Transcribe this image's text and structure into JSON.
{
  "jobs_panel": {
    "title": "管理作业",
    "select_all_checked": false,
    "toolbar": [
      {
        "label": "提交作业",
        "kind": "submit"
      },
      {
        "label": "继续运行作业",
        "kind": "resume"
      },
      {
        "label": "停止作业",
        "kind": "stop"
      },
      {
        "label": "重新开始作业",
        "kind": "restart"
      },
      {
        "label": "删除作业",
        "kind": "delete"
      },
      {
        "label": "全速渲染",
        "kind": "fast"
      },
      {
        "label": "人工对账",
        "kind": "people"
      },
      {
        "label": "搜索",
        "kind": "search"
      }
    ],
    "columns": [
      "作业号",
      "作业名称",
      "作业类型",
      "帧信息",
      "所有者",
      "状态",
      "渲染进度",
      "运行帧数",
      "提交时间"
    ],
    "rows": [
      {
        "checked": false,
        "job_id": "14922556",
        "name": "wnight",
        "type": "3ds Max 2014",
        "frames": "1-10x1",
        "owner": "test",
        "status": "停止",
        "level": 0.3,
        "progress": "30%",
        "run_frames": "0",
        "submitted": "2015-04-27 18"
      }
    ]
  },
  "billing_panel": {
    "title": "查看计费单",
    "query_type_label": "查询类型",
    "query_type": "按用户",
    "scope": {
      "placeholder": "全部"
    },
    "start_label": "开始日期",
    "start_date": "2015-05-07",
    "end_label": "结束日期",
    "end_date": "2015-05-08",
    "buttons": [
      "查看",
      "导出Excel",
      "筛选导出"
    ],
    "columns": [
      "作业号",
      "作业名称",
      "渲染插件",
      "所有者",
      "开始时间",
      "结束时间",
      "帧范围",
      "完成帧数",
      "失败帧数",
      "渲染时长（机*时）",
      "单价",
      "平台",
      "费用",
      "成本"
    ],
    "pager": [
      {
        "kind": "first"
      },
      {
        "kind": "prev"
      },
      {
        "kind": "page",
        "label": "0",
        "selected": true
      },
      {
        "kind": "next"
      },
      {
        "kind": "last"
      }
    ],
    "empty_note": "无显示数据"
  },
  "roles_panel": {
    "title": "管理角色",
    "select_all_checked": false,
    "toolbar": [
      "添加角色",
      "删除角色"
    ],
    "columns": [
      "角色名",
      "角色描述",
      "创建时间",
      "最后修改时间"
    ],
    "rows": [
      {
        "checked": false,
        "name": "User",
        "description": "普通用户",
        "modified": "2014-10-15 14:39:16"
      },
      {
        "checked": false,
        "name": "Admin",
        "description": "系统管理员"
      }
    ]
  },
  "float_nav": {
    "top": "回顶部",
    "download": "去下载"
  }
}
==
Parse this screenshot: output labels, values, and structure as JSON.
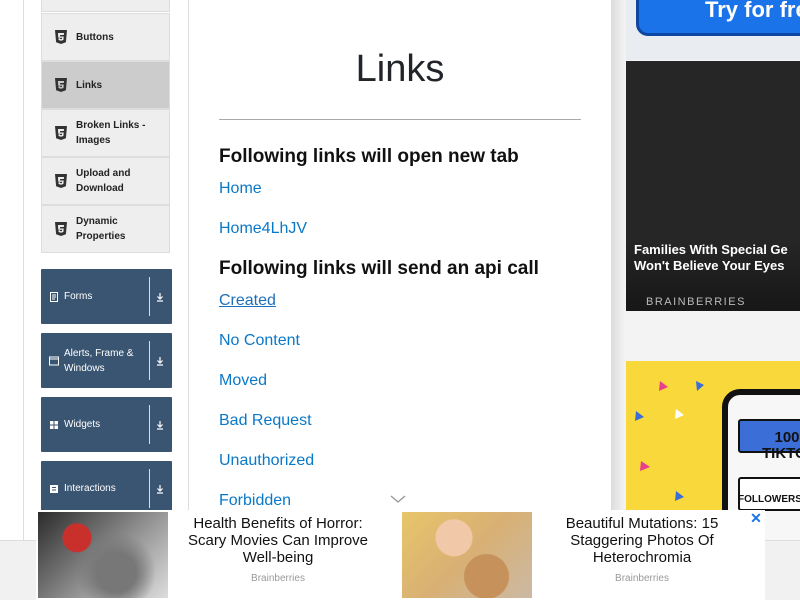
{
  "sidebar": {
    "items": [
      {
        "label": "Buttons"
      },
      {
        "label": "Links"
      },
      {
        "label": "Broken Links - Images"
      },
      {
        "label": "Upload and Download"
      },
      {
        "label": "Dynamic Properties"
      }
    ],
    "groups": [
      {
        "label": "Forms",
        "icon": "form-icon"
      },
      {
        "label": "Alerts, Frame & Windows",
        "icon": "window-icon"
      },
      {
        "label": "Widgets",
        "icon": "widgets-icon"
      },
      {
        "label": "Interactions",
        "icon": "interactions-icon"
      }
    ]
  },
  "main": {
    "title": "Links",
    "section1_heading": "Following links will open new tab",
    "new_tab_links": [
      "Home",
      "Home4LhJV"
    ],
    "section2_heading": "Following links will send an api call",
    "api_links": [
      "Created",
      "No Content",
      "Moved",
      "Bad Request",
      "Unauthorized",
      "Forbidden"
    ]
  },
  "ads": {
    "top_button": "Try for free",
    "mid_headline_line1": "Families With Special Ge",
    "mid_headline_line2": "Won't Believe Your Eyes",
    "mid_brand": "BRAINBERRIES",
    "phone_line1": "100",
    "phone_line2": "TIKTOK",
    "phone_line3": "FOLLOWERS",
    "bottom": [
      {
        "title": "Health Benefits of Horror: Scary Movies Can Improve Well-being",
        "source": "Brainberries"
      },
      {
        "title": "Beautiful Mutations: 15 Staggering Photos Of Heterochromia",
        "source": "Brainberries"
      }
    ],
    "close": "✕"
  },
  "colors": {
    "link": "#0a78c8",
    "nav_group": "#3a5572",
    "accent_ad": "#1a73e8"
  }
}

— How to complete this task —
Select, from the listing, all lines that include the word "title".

— Your response —
    "title": "管理作业",
    "title": "查看计费单",
    "title": "管理角色",
    "title": "Links",
        "title": "Health Benefits of Horror: Scary Movies Can Improve Well-being",
        "title": "Beautiful Mutations: 15 Staggering Photos Of Heterochromia",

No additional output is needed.